On 19 September 2017, Advocate General Wathelet issued an Opinion that the investor-State dispute settlement (“ISDS”) mechanisms in bilateral investment agreements between EU Member States (so-called “intra-EU BITs”) are compatible with the EU legal system. The Opinion is part of a case (C-284/16) referred to the European Court of Justice (“ECJ”) for preliminary ruling by Germany’s Federal Court of Justice (Bundesgerichtshof) in 2016. It is the first case in which the ECJ will express its view on the compatibility of ISDS provisions in intra-EU BITs with the Treaty on the Functioning of the EU (“TFEU”). There are currently 196 intra-EU BITs in force.
Germany’s Federal Court of Justice submitted the request for a preliminary ruling to the ECJ following an application by Slovakia to annul the Award in favour of a Dutch investor in the case of Achmea B.V. v. The Slovak Republic, UNCITRAL, PCA Case No. 2008-13 (formerly Eureko B.V. v. The Slovak Republic), rendered in December 2012 under the Netherlands-Czechoslovakia BIT.
The Opinion of the Advocate General notes that the ISDS mechanism is compatible with the TFEU, and recommends that the ECJ find that the arbitration clause in the Netherlands-Czechoslovakia BIT does not constitute discrimination on grounds of nationality. Wathelet explains that “the EU is not a party to the BIT, which is therefore not part of EU law.” Noting that “intra-EU BITS, and more particularly the BIT at issue in the main proceedings, establish rights and obligations which neither reproduce nor contradict the guarantees of the protection of cross-border investments afforded by EU law”, the Advocate General concludes that the provisions of the Netherlands-Czechoslovakia BIT do not undermine the EU legal system. The Advocate General’s Opinion is not binding on the ECJ. It is the role of the Advocates General to propose to the Court, in complete independence, a legal solution to the cases for which they are responsible.

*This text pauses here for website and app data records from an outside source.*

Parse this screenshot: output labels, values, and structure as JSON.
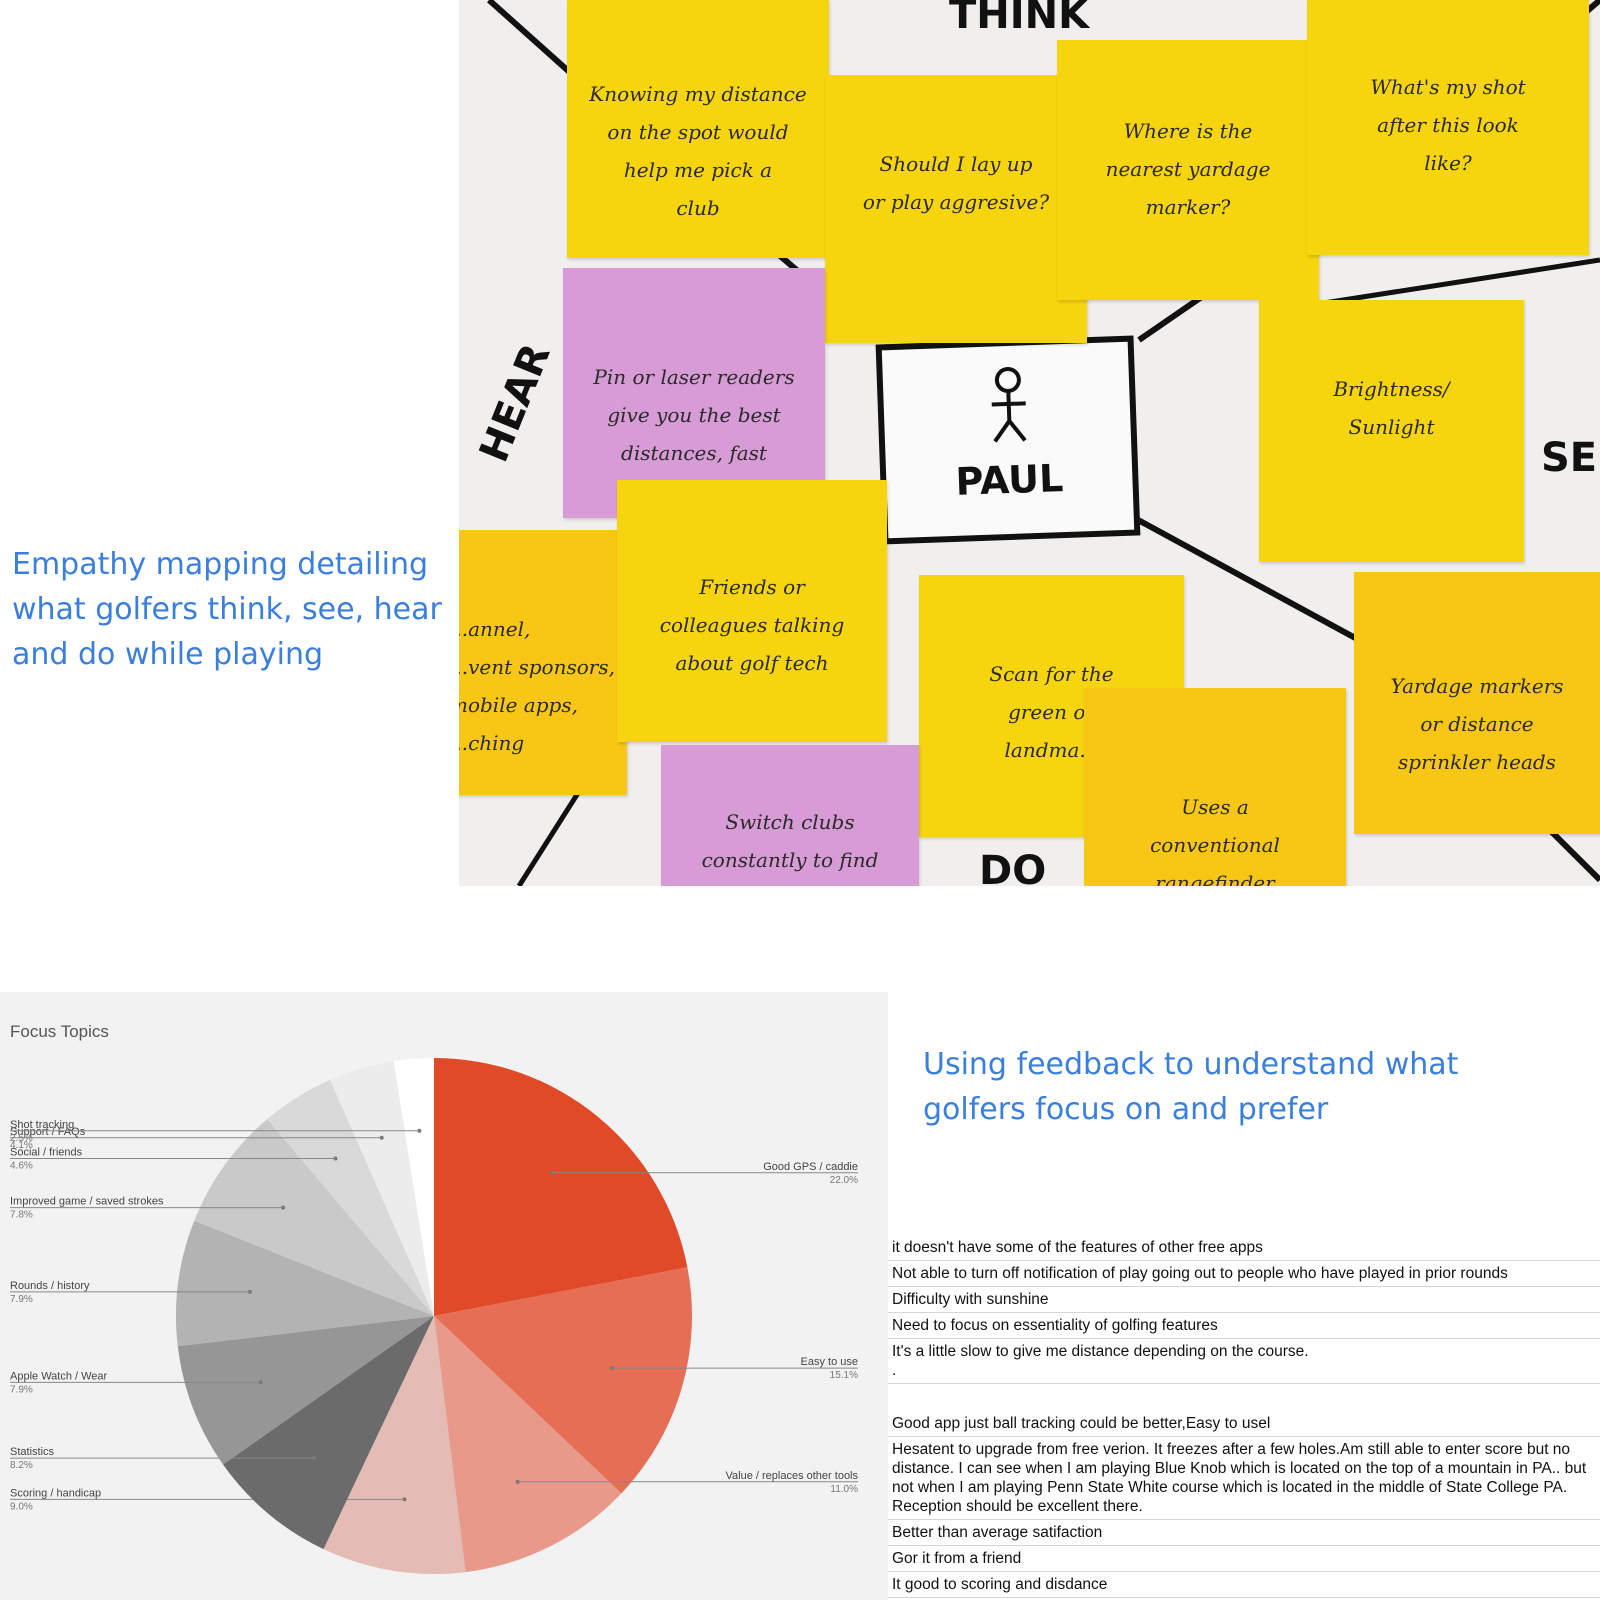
{
  "captions": {
    "empathy": "Empathy mapping detailing what golfers think, see, hear and do while playing",
    "feedback": "Using feedback to understand what golfers focus on and prefer"
  },
  "empathy_map": {
    "labels": {
      "think": "THINK",
      "hear": "HEAR",
      "see": "SEE",
      "do": "DO"
    },
    "persona": "PAUL",
    "notes": [
      "Knowing my distance\non the spot would\nhelp me pick a\nclub",
      "Should I lay up\nor play aggresive?",
      "Where is the\nnearest yardage\nmarker?",
      "What's my shot\nafter this look\nlike?",
      "Pin or laser readers\ngive you the best\ndistances, fast",
      "Brightness/\nSunlight",
      "...annel,\n...vent sponsors,\nmobile apps,\n...ching",
      "Friends or\ncolleagues talking\nabout golf tech",
      "Scan for the\ngreen or\nlandma...",
      "Uses a\nconventional\nrangefinder",
      "Yardage markers\nor distance\nsprinkler heads",
      "Switch clubs\nconstantly to find"
    ]
  },
  "chart_data": {
    "type": "pie",
    "title": "Focus Topics",
    "colors": {
      "Good GPS / caddie": "#e04a28",
      "Easy to use": "#e56e55",
      "Value / replaces other tools": "#e8998a",
      "Scoring / handicap": "#e4bcb4",
      "Statistics": "#6b6b6b",
      "Apple Watch / Wear": "#969696",
      "Rounds / history": "#b3b3b3",
      "Improved game / saved strokes": "#c9c9c9",
      "Social / friends": "#d9d9d9",
      "Support / FAQs": "#ececec",
      "Shot tracking": "#ffffff"
    },
    "slices": [
      {
        "label": "Good GPS / caddie",
        "value": 22.0,
        "pct": "22.0%"
      },
      {
        "label": "Easy to use",
        "value": 15.1,
        "pct": "15.1%"
      },
      {
        "label": "Value / replaces other tools",
        "value": 11.0,
        "pct": "11.0%"
      },
      {
        "label": "Scoring / handicap",
        "value": 9.0,
        "pct": "9.0%"
      },
      {
        "label": "Statistics",
        "value": 8.2,
        "pct": "8.2%"
      },
      {
        "label": "Apple Watch / Wear",
        "value": 7.9,
        "pct": "7.9%"
      },
      {
        "label": "Rounds / history",
        "value": 7.9,
        "pct": "7.9%"
      },
      {
        "label": "Improved game / saved strokes",
        "value": 7.8,
        "pct": "7.8%"
      },
      {
        "label": "Social / friends",
        "value": 4.6,
        "pct": "4.6%"
      },
      {
        "label": "Support / FAQs",
        "value": 4.1,
        "pct": "4.1%"
      },
      {
        "label": "Shot tracking",
        "value": 2.5,
        "pct": "2.5%"
      }
    ]
  },
  "feedback": [
    "it doesn't have some of the features of other free apps",
    "Not able to turn off notification of play going out to people who have played in prior rounds",
    "Difficulty with sunshine",
    "Need to focus on essentiality of golfing features",
    "It's a little slow to give me distance depending on the course.\n.",
    "Good app just ball tracking could be better,Easy to usel",
    "Hesatent to upgrade from free verion.  It freezes after a few holes.Am still able to  enter score but no distance.   I can see when I am playing Blue Knob which is located on the top of a mountain in PA.. but not when I am playing Penn State White course which is located  in the middle of State College PA. Reception should be excellent there.",
    "Better than average satifaction",
    "Gor it from a friend",
    "It good to scoring and disdance"
  ]
}
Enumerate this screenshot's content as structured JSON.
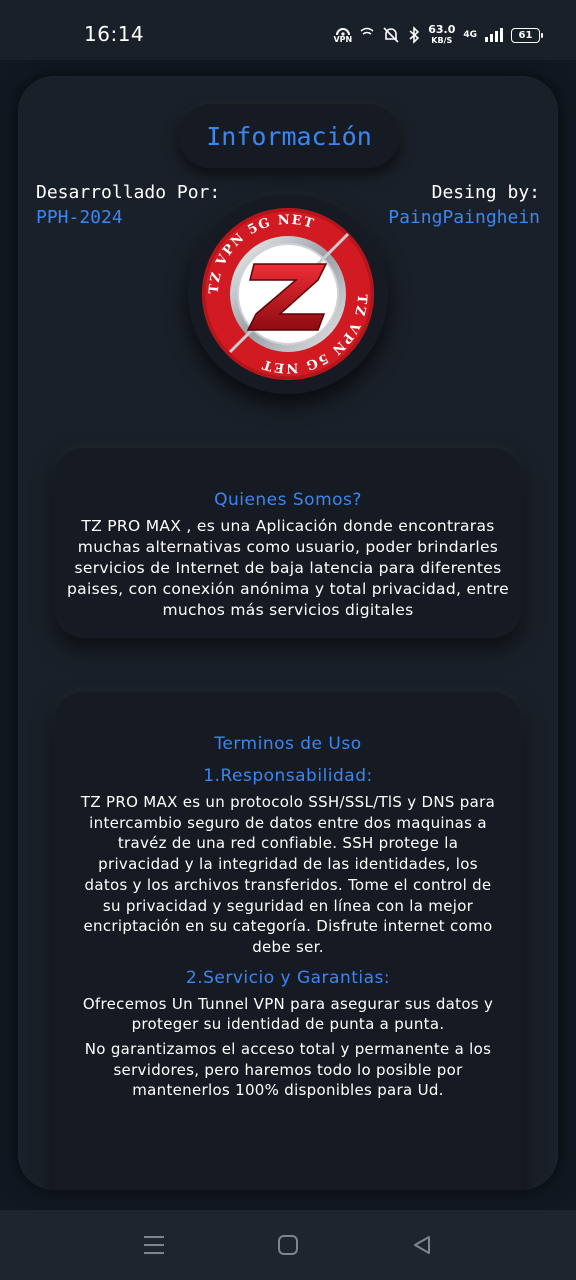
{
  "status_bar": {
    "time": "16:14",
    "vpn_label": "VPN",
    "speed_value": "63.0",
    "speed_unit": "KB/S",
    "network_label": "4G",
    "battery": "61"
  },
  "header": {
    "title": "Información",
    "developed_label": "Desarrollado Por:",
    "developed_value": "PPH-2024",
    "design_label": "Desing by:",
    "design_value": "PaingPainghein"
  },
  "logo": {
    "ring_text": "TZ VPN 5G NET",
    "letter": "Z"
  },
  "about": {
    "heading": "Quienes Somos?",
    "text": "TZ PRO MAX , es una Aplicación donde encontraras muchas alternativas como usuario, poder brindarles servicios de Internet de baja latencia para diferentes paises, con conexión anónima y total privacidad, entre muchos más servicios digitales"
  },
  "terms": {
    "heading": "Terminos de Uso",
    "section1_title": "1.Responsabilidad:",
    "section1_text": "TZ PRO MAX  es un protocolo SSH/SSL/TlS y DNS para intercambio seguro de datos entre dos maquinas a travéz de una red confiable. SSH protege la privacidad y la integridad de las identidades, los datos y los archivos transferidos. Tome el control de su privacidad y seguridad en línea con la mejor encriptación en su categoría. Disfrute internet como debe ser.",
    "section2_title": "2.Servicio y Garantias:",
    "section2_text_a": "Ofrecemos Un Tunnel VPN para asegurar sus datos y proteger su identidad de punta a punta.",
    "section2_text_b": "No garantizamos el acceso total y permanente a los servidores, pero haremos todo lo posible por mantenerlos 100% disponibles para Ud."
  },
  "colors": {
    "accent": "#3b86f0",
    "background": "#121822",
    "card": "#1a2029",
    "logo_red": "#d11a22"
  },
  "nav": {
    "icons": [
      "menu-icon",
      "home-icon",
      "back-icon"
    ]
  }
}
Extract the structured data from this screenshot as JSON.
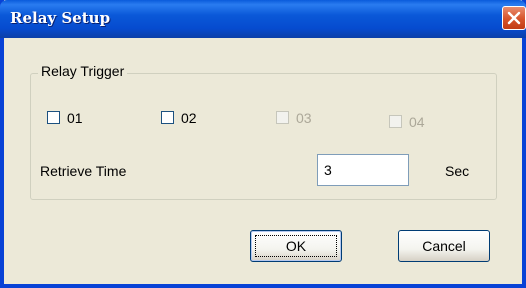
{
  "window": {
    "title": "Relay Setup",
    "close_icon": "close-icon",
    "colors": {
      "titlebar": "#0a58d8",
      "close": "#d6532a",
      "face": "#ece9d8"
    }
  },
  "relay_trigger": {
    "group_label": "Relay Trigger",
    "checkboxes": [
      {
        "label": "01",
        "checked": false,
        "enabled": true
      },
      {
        "label": "02",
        "checked": false,
        "enabled": true
      },
      {
        "label": "03",
        "checked": false,
        "enabled": false
      },
      {
        "label": "04",
        "checked": false,
        "enabled": false
      }
    ],
    "retrieve_time": {
      "label": "Retrieve Time",
      "value": "3",
      "unit": "Sec"
    }
  },
  "buttons": {
    "ok": "OK",
    "cancel": "Cancel"
  }
}
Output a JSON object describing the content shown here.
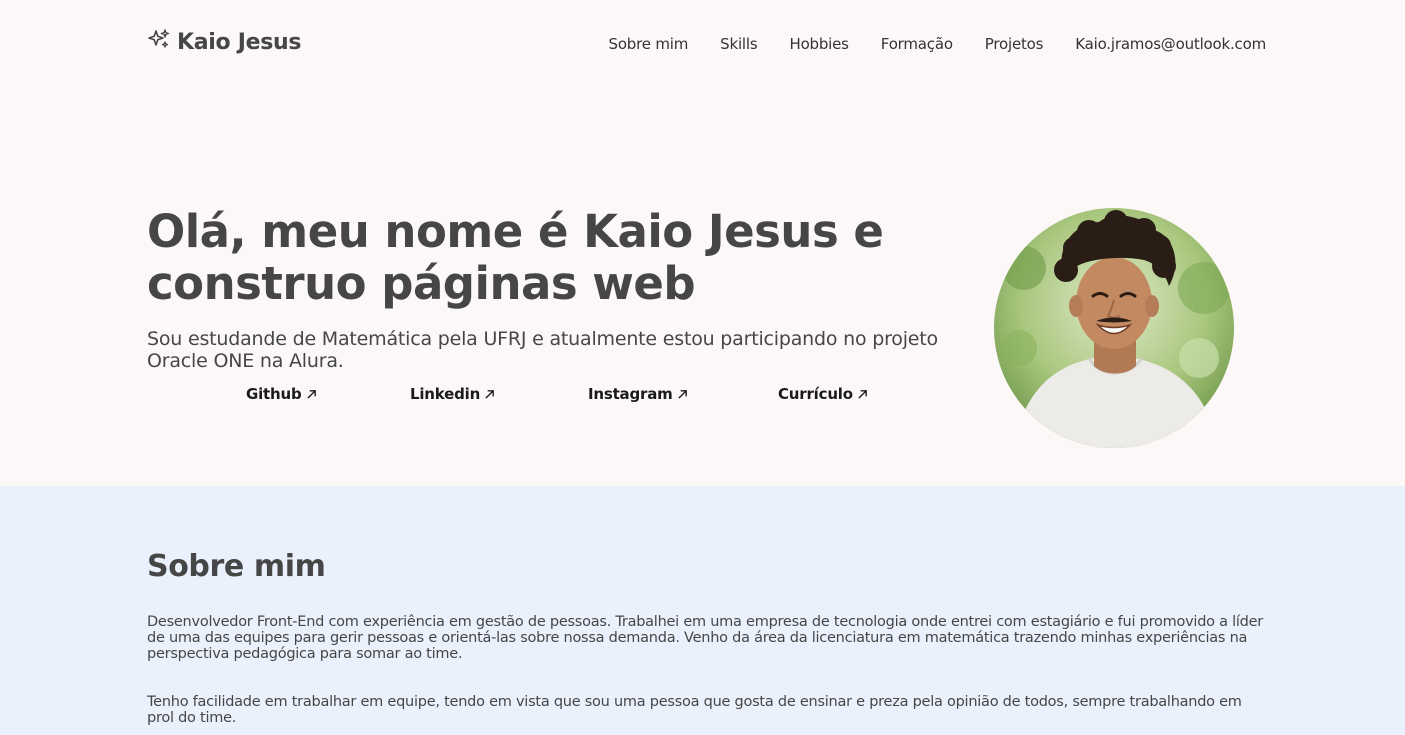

The Opinion of the Advocate General follows a number of other recent developments around the relationship between ISDS and EU law. On 6 September 2017, Belgium requested the ECJ to rule on the compatibility of the investment court system, introduced in the EU-Canada Comprehensive Economic and Trade Agreement (“CETA”), with EU law. In parallel, on 13 September, the Council of the EU issued a decision authorising the European Commission to begin negotiations to set up a framework for an international court for the settlement of international investment disputes. No doubt there will be further important developments over the coming months.
For the Advocate General Wathelet Opinion of 19 September 2017, click here; for the text of the TFEU click here; for the award in Achmea B.V. v. The Slovak Republic, UNCITRAL, PCA Case No. 2008-13 (formerly Eureko B.V. v. The Slovak Republic) of 7 December 2012, click here; for Belgium’s request for an Opinion from the European Court of Justice, click here.